_Provided entries_
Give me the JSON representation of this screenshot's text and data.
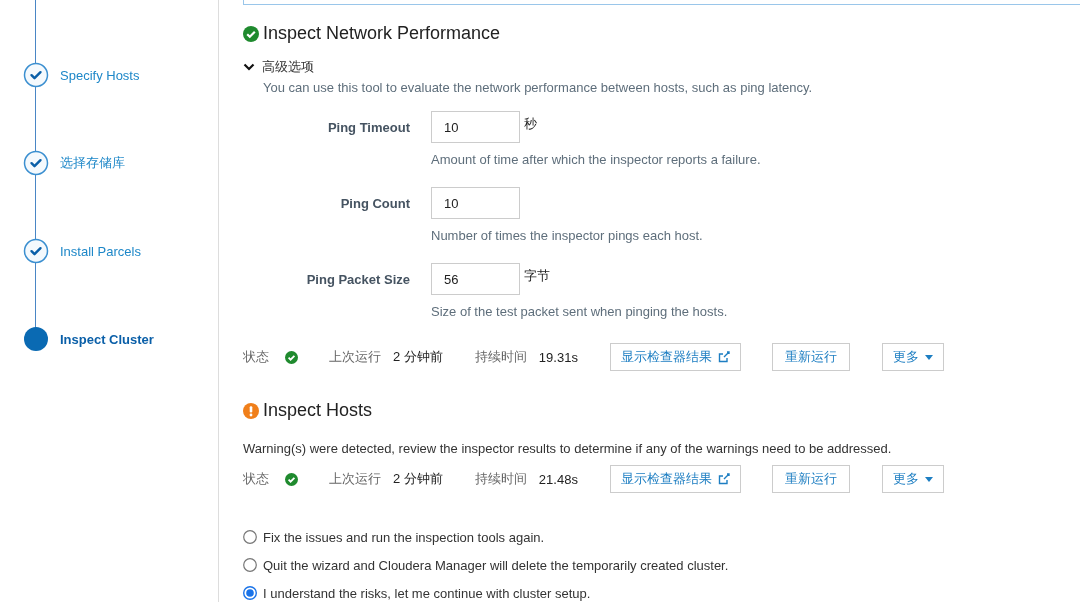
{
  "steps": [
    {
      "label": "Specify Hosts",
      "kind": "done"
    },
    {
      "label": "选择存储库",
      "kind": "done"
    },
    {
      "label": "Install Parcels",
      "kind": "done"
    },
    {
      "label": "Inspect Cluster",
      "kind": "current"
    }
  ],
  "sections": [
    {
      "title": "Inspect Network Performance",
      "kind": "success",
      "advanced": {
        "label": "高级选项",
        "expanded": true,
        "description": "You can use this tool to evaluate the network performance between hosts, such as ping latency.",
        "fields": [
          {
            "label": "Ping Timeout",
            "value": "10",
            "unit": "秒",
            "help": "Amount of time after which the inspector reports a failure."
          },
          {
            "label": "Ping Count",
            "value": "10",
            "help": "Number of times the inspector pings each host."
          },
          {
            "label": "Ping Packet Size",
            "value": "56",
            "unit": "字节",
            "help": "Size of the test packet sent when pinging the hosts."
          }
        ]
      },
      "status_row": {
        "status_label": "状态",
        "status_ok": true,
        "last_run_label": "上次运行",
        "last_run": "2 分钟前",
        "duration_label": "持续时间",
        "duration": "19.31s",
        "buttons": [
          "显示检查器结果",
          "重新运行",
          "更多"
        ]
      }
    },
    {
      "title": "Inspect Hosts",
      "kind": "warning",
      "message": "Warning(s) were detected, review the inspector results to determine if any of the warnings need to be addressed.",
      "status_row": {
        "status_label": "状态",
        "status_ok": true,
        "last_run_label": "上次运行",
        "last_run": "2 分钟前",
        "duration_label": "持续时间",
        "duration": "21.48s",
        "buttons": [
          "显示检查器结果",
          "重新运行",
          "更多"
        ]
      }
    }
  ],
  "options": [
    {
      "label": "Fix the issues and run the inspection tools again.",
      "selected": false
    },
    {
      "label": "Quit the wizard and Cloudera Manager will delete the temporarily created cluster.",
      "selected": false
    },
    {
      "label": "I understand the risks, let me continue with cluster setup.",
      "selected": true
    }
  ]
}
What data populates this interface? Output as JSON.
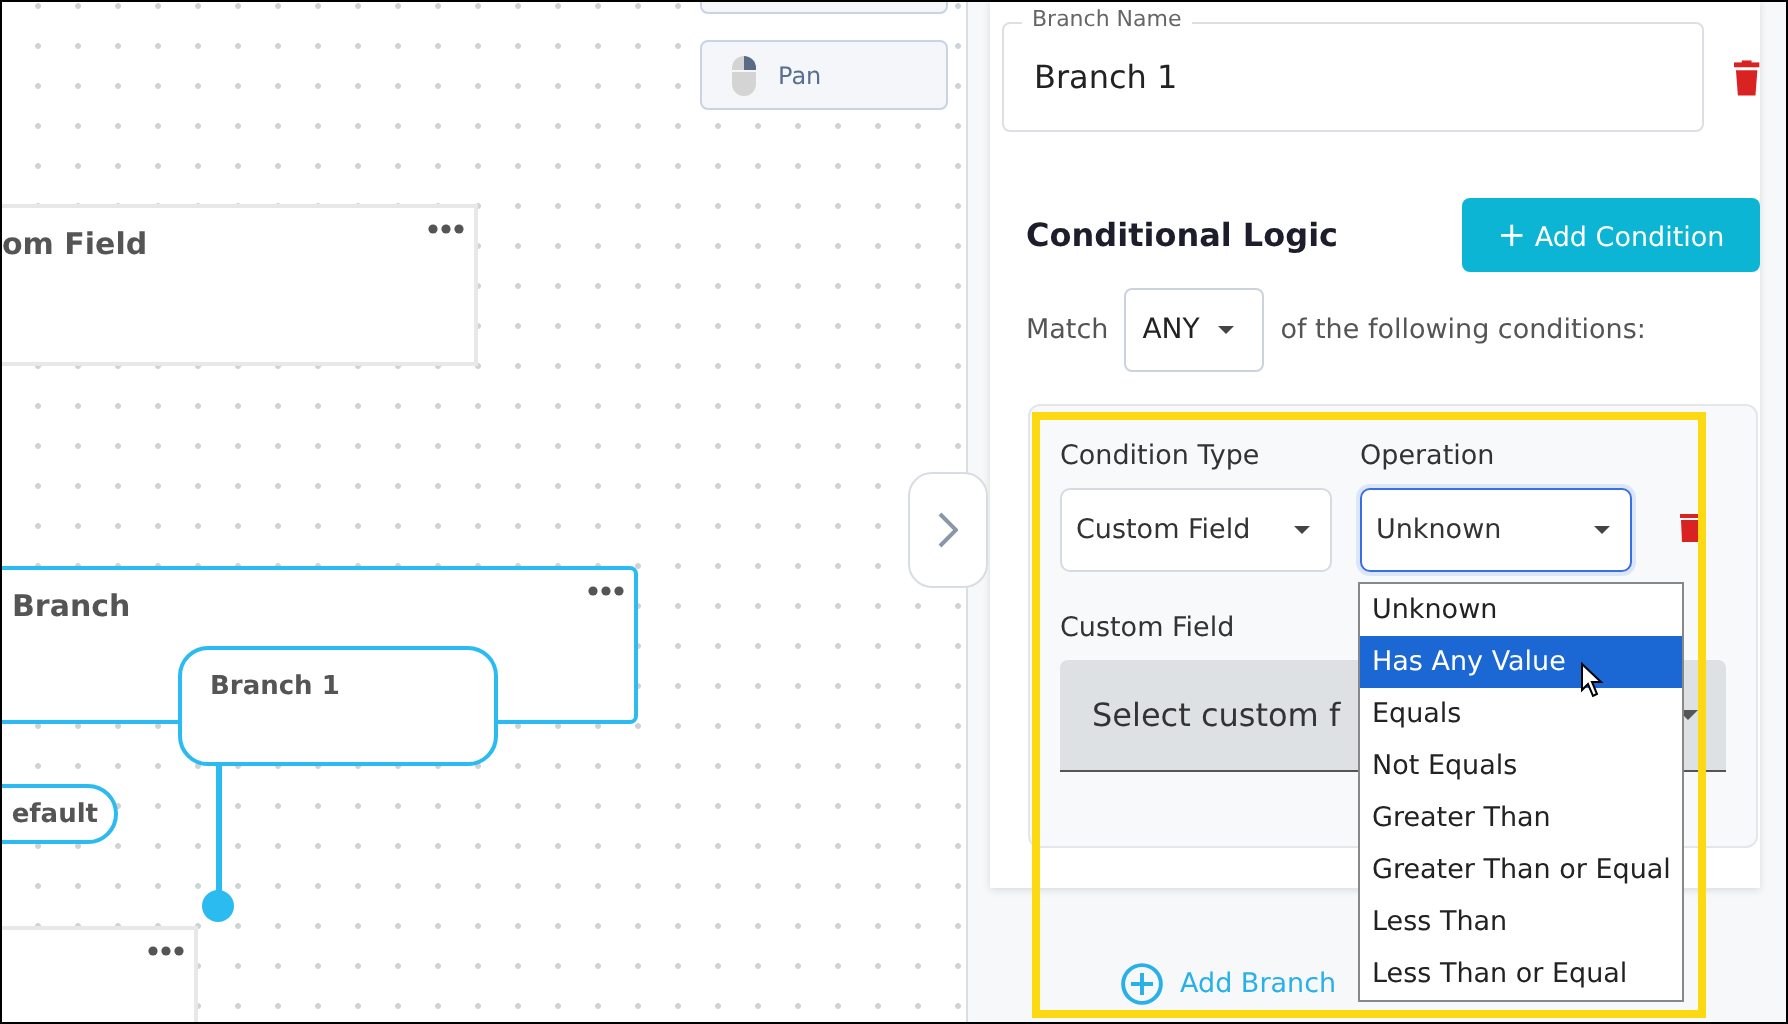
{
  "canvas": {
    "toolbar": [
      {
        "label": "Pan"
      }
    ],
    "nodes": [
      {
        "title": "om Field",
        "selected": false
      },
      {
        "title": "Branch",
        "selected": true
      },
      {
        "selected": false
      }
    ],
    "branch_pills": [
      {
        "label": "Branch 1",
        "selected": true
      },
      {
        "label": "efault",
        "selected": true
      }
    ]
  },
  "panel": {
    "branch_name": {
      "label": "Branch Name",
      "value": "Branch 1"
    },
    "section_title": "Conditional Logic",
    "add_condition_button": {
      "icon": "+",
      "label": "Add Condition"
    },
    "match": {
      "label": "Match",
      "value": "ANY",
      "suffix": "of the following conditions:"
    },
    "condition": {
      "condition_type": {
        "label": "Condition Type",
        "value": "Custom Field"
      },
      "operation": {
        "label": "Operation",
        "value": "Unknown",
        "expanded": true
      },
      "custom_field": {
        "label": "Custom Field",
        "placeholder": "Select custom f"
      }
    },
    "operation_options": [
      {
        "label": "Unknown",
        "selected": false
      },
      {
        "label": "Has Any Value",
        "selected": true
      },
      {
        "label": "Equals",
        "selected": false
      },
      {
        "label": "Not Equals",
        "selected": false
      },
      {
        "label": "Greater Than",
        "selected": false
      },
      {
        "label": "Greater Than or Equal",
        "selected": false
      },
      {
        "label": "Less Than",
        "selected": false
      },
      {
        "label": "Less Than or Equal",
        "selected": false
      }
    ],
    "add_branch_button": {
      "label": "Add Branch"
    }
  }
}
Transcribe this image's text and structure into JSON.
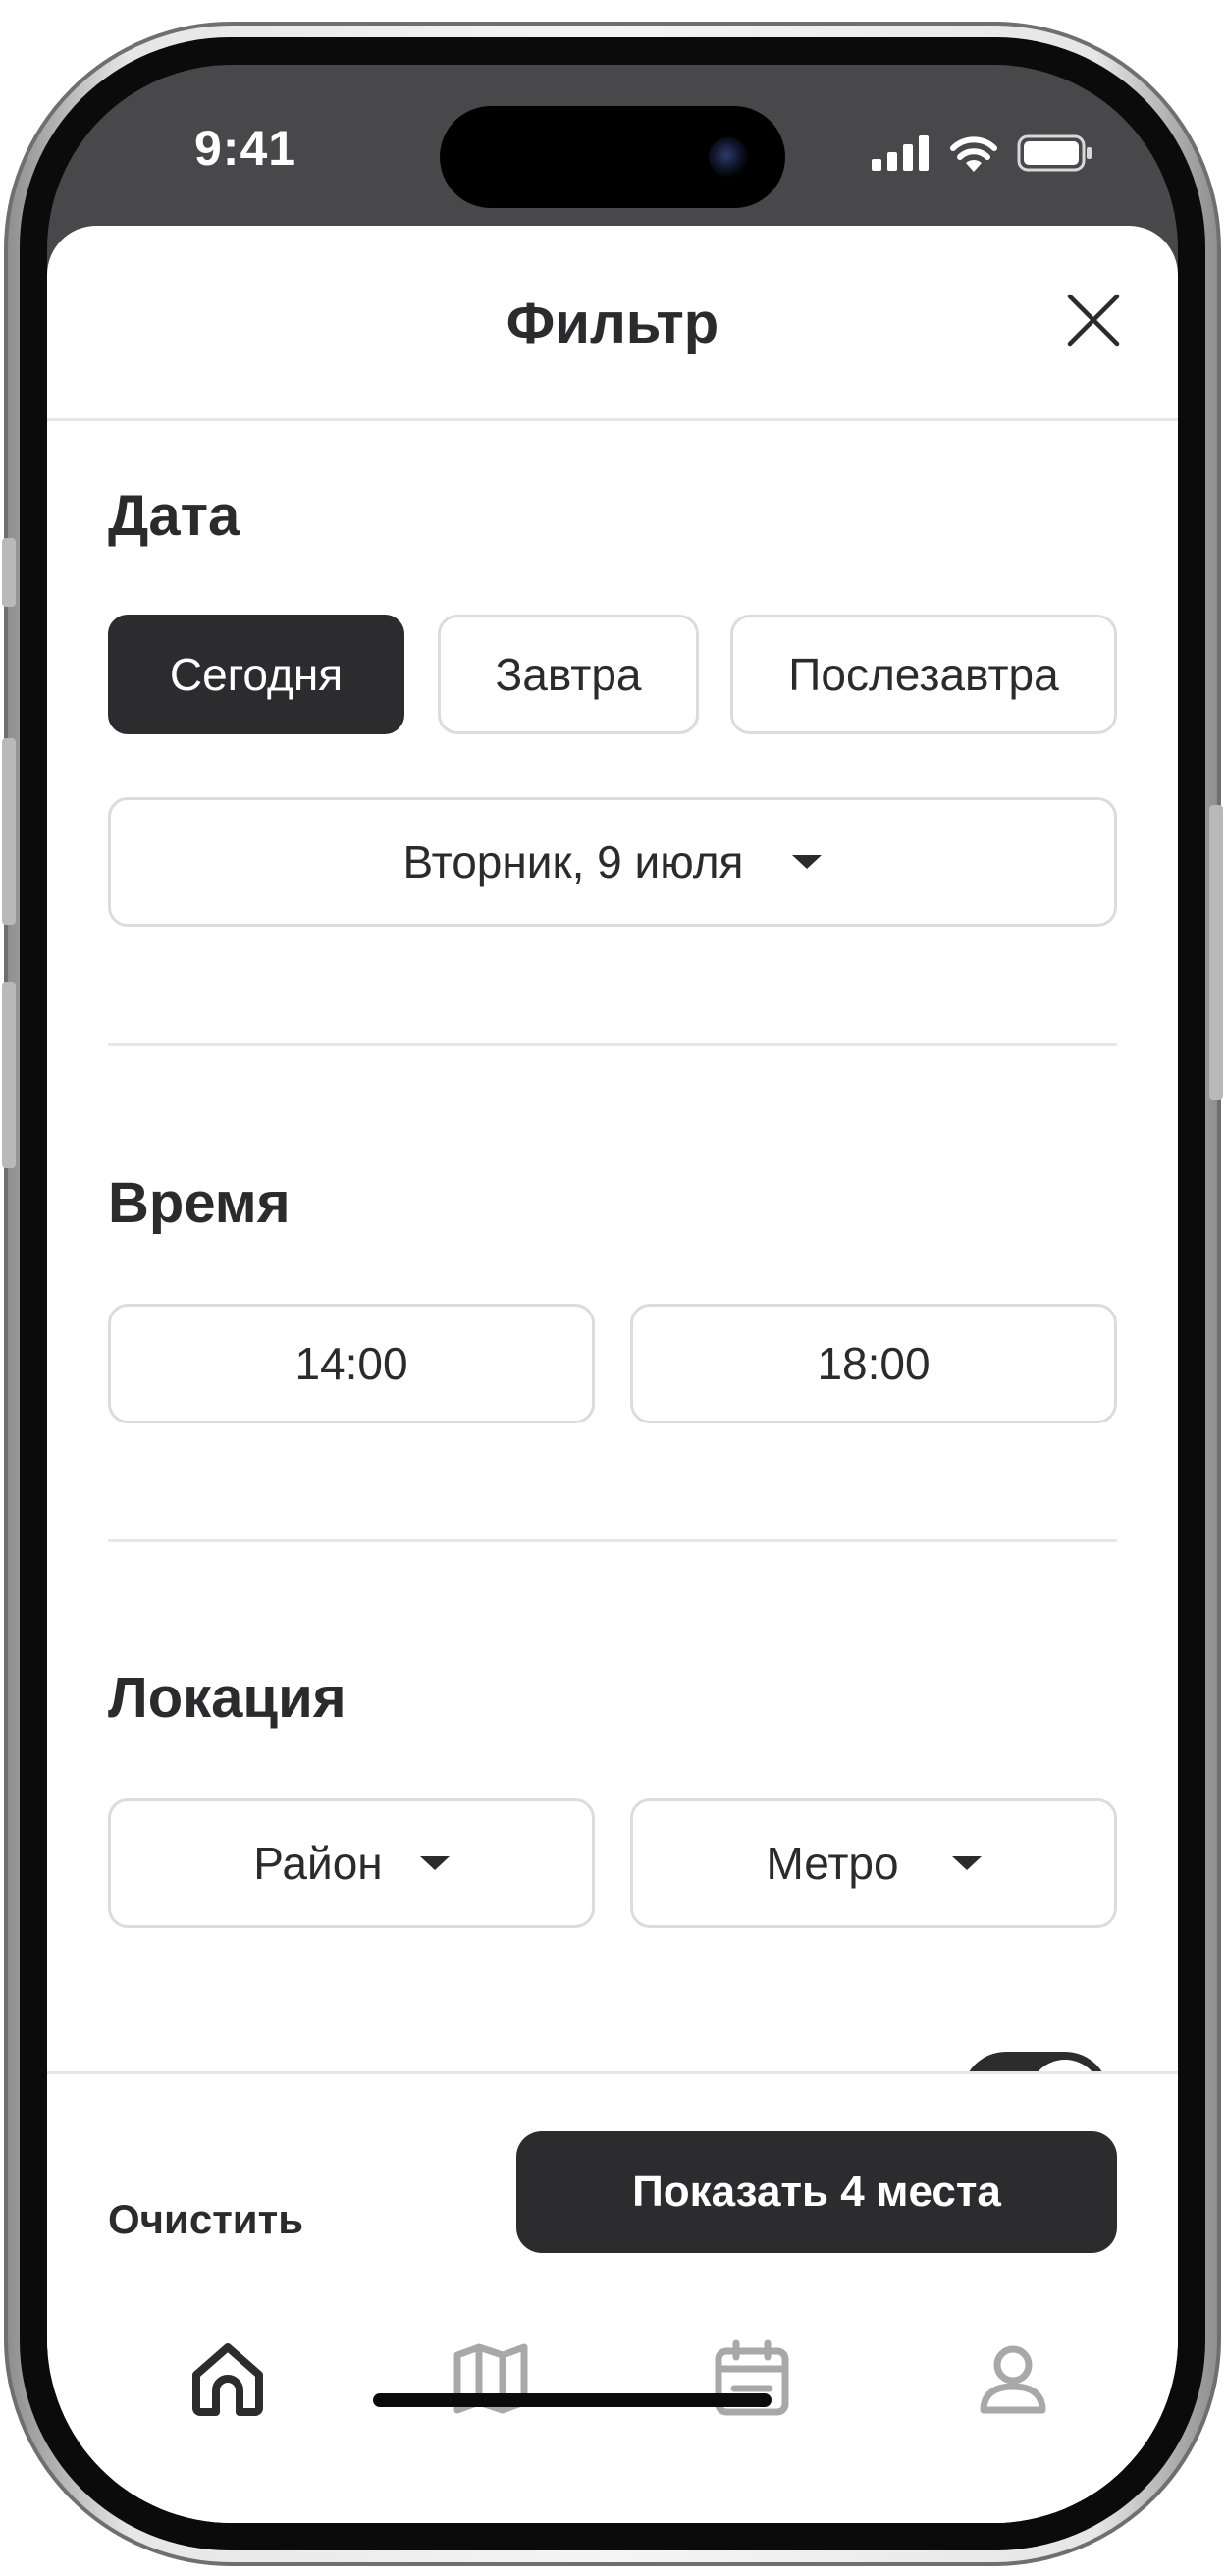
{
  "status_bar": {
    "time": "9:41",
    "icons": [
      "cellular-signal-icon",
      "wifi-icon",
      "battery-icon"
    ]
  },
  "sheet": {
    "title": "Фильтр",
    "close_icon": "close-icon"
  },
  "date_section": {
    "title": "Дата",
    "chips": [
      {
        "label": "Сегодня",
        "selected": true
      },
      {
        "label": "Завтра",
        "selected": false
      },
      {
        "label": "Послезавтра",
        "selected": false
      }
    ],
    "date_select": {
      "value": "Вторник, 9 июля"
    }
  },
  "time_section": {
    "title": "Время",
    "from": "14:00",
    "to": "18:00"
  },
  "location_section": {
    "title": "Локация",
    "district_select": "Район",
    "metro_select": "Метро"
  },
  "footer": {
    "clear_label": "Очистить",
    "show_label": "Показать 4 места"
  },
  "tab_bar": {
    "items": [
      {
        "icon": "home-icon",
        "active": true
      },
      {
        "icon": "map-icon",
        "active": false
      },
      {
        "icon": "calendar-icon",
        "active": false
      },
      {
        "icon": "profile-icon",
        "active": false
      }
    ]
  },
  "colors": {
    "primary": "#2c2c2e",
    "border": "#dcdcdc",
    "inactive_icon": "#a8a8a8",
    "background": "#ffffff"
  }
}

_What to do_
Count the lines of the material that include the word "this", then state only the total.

_Task result_
4